(Stored data)
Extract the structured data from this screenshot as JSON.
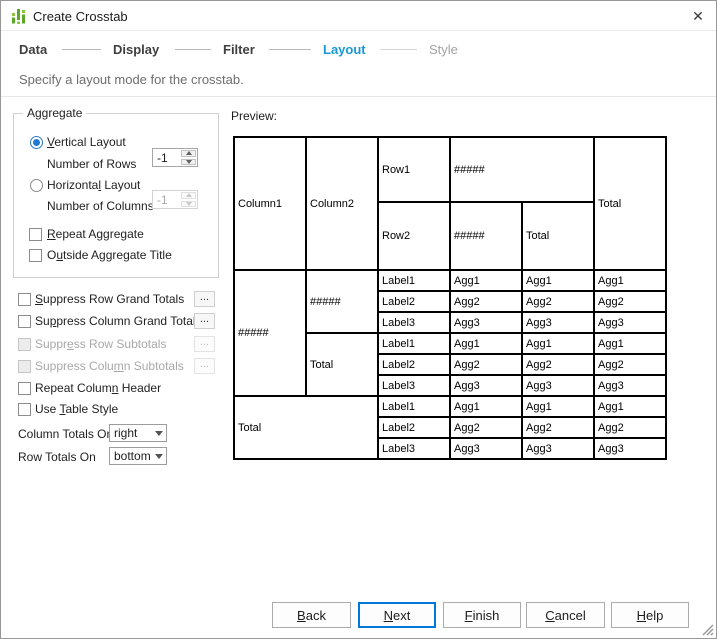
{
  "window": {
    "title": "Create Crosstab",
    "close_glyph": "✕"
  },
  "colors": {
    "active_step": "#1899d6",
    "default_button_border": "#0078d7",
    "app_icon_green": "#5ba829"
  },
  "steps": [
    {
      "label": "Data",
      "state": "done"
    },
    {
      "label": "Display",
      "state": "done"
    },
    {
      "label": "Filter",
      "state": "done"
    },
    {
      "label": "Layout",
      "state": "active"
    },
    {
      "label": "Style",
      "state": "upcoming"
    }
  ],
  "subtitle": "Specify a layout mode for the crosstab.",
  "aggregate": {
    "legend": "Aggregate",
    "vertical_layout": {
      "pre": "",
      "key": "V",
      "post": "ertical Layout",
      "selected": true
    },
    "number_of_rows": {
      "label": "Number of Rows",
      "value": "-1"
    },
    "horizontal_layout": {
      "pre": "Horizonta",
      "key": "l",
      "post": " Layout",
      "selected": false
    },
    "number_of_columns": {
      "label": "Number of Columns",
      "value": "-1",
      "disabled": true
    },
    "repeat_aggregate": {
      "pre": "",
      "key": "R",
      "post": "epeat Aggregate",
      "checked": false
    },
    "outside_aggregate_title": {
      "pre": "O",
      "key": "u",
      "post": "tside Aggregate Title",
      "checked": false
    }
  },
  "options": [
    {
      "pre": "",
      "key": "S",
      "post": "uppress Row Grand Totals",
      "checked": false,
      "disabled": false,
      "more": "..."
    },
    {
      "pre": "Su",
      "key": "p",
      "post": "press Column Grand Totals",
      "checked": false,
      "disabled": false,
      "more": "..."
    },
    {
      "pre": "Suppr",
      "key": "e",
      "post": "ss Row Subtotals",
      "checked": false,
      "disabled": true,
      "more": "..."
    },
    {
      "pre": "Suppress Colu",
      "key": "m",
      "post": "n Subtotals",
      "checked": false,
      "disabled": true,
      "more": "..."
    },
    {
      "pre": "Repeat Colum",
      "key": "n",
      "post": " Header",
      "checked": false,
      "disabled": false
    },
    {
      "pre": "Use ",
      "key": "T",
      "post": "able Style",
      "checked": false,
      "disabled": false
    }
  ],
  "totals": {
    "column": {
      "label": "Column Totals On",
      "value": "right"
    },
    "row": {
      "label": "Row Totals On",
      "value": "bottom"
    }
  },
  "preview": {
    "label": "Preview:",
    "header": {
      "column1": "Column1",
      "column2": "Column2",
      "row1": "Row1",
      "row1_agg": "#####",
      "row2": "Row2",
      "row2_agg": "#####",
      "col_total": "Total",
      "grand_total": "Total"
    },
    "body": {
      "row_stub": "#####",
      "group1_stub": "#####",
      "group2_stub": "Total",
      "grand_stub": "Total",
      "rows": [
        [
          "Label1",
          "Agg1",
          "Agg1",
          "Agg1"
        ],
        [
          "Label2",
          "Agg2",
          "Agg2",
          "Agg2"
        ],
        [
          "Label3",
          "Agg3",
          "Agg3",
          "Agg3"
        ],
        [
          "Label1",
          "Agg1",
          "Agg1",
          "Agg1"
        ],
        [
          "Label2",
          "Agg2",
          "Agg2",
          "Agg2"
        ],
        [
          "Label3",
          "Agg3",
          "Agg3",
          "Agg3"
        ],
        [
          "Label1",
          "Agg1",
          "Agg1",
          "Agg1"
        ],
        [
          "Label2",
          "Agg2",
          "Agg2",
          "Agg2"
        ],
        [
          "Label3",
          "Agg3",
          "Agg3",
          "Agg3"
        ]
      ]
    }
  },
  "buttons": {
    "back": {
      "pre": "",
      "key": "B",
      "post": "ack"
    },
    "next": {
      "pre": "",
      "key": "N",
      "post": "ext"
    },
    "finish": {
      "pre": "",
      "key": "F",
      "post": "inish"
    },
    "cancel": {
      "pre": "",
      "key": "C",
      "post": "ancel"
    },
    "help": {
      "pre": "",
      "key": "H",
      "post": "elp"
    }
  }
}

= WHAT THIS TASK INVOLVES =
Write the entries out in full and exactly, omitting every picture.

= YOUR RESPONSE =
Extract the structured data from this screenshot as JSON.
{
  "window": {
    "title": "Create Crosstab",
    "close_glyph": "✕"
  },
  "colors": {
    "active_step": "#1899d6",
    "default_button_border": "#0078d7",
    "app_icon_green": "#5ba829"
  },
  "steps": [
    {
      "label": "Data",
      "state": "done"
    },
    {
      "label": "Display",
      "state": "done"
    },
    {
      "label": "Filter",
      "state": "done"
    },
    {
      "label": "Layout",
      "state": "active"
    },
    {
      "label": "Style",
      "state": "upcoming"
    }
  ],
  "subtitle": "Specify a layout mode for the crosstab.",
  "aggregate": {
    "legend": "Aggregate",
    "vertical_layout": {
      "pre": "",
      "key": "V",
      "post": "ertical Layout",
      "selected": true
    },
    "number_of_rows": {
      "label": "Number of Rows",
      "value": "-1"
    },
    "horizontal_layout": {
      "pre": "Horizonta",
      "key": "l",
      "post": " Layout",
      "selected": false
    },
    "number_of_columns": {
      "label": "Number of Columns",
      "value": "-1",
      "disabled": true
    },
    "repeat_aggregate": {
      "pre": "",
      "key": "R",
      "post": "epeat Aggregate",
      "checked": false
    },
    "outside_aggregate_title": {
      "pre": "O",
      "key": "u",
      "post": "tside Aggregate Title",
      "checked": false
    }
  },
  "options": [
    {
      "pre": "",
      "key": "S",
      "post": "uppress Row Grand Totals",
      "checked": false,
      "disabled": false,
      "more": "..."
    },
    {
      "pre": "Su",
      "key": "p",
      "post": "press Column Grand Totals",
      "checked": false,
      "disabled": false,
      "more": "..."
    },
    {
      "pre": "Suppr",
      "key": "e",
      "post": "ss Row Subtotals",
      "checked": false,
      "disabled": true,
      "more": "..."
    },
    {
      "pre": "Suppress Colu",
      "key": "m",
      "post": "n Subtotals",
      "checked": false,
      "disabled": true,
      "more": "..."
    },
    {
      "pre": "Repeat Colum",
      "key": "n",
      "post": " Header",
      "checked": false,
      "disabled": false
    },
    {
      "pre": "Use ",
      "key": "T",
      "post": "able Style",
      "checked": false,
      "disabled": false
    }
  ],
  "totals": {
    "column": {
      "label": "Column Totals On",
      "value": "right"
    },
    "row": {
      "label": "Row Totals On",
      "value": "bottom"
    }
  },
  "preview": {
    "label": "Preview:",
    "header": {
      "column1": "Column1",
      "column2": "Column2",
      "row1": "Row1",
      "row1_agg": "#####",
      "row2": "Row2",
      "row2_agg": "#####",
      "col_total": "Total",
      "grand_total": "Total"
    },
    "body": {
      "row_stub": "#####",
      "group1_stub": "#####",
      "group2_stub": "Total",
      "grand_stub": "Total",
      "rows": [
        [
          "Label1",
          "Agg1",
          "Agg1",
          "Agg1"
        ],
        [
          "Label2",
          "Agg2",
          "Agg2",
          "Agg2"
        ],
        [
          "Label3",
          "Agg3",
          "Agg3",
          "Agg3"
        ],
        [
          "Label1",
          "Agg1",
          "Agg1",
          "Agg1"
        ],
        [
          "Label2",
          "Agg2",
          "Agg2",
          "Agg2"
        ],
        [
          "Label3",
          "Agg3",
          "Agg3",
          "Agg3"
        ],
        [
          "Label1",
          "Agg1",
          "Agg1",
          "Agg1"
        ],
        [
          "Label2",
          "Agg2",
          "Agg2",
          "Agg2"
        ],
        [
          "Label3",
          "Agg3",
          "Agg3",
          "Agg3"
        ]
      ]
    }
  },
  "buttons": {
    "back": {
      "pre": "",
      "key": "B",
      "post": "ack"
    },
    "next": {
      "pre": "",
      "key": "N",
      "post": "ext"
    },
    "finish": {
      "pre": "",
      "key": "F",
      "post": "inish"
    },
    "cancel": {
      "pre": "",
      "key": "C",
      "post": "ancel"
    },
    "help": {
      "pre": "",
      "key": "H",
      "post": "elp"
    }
  }
}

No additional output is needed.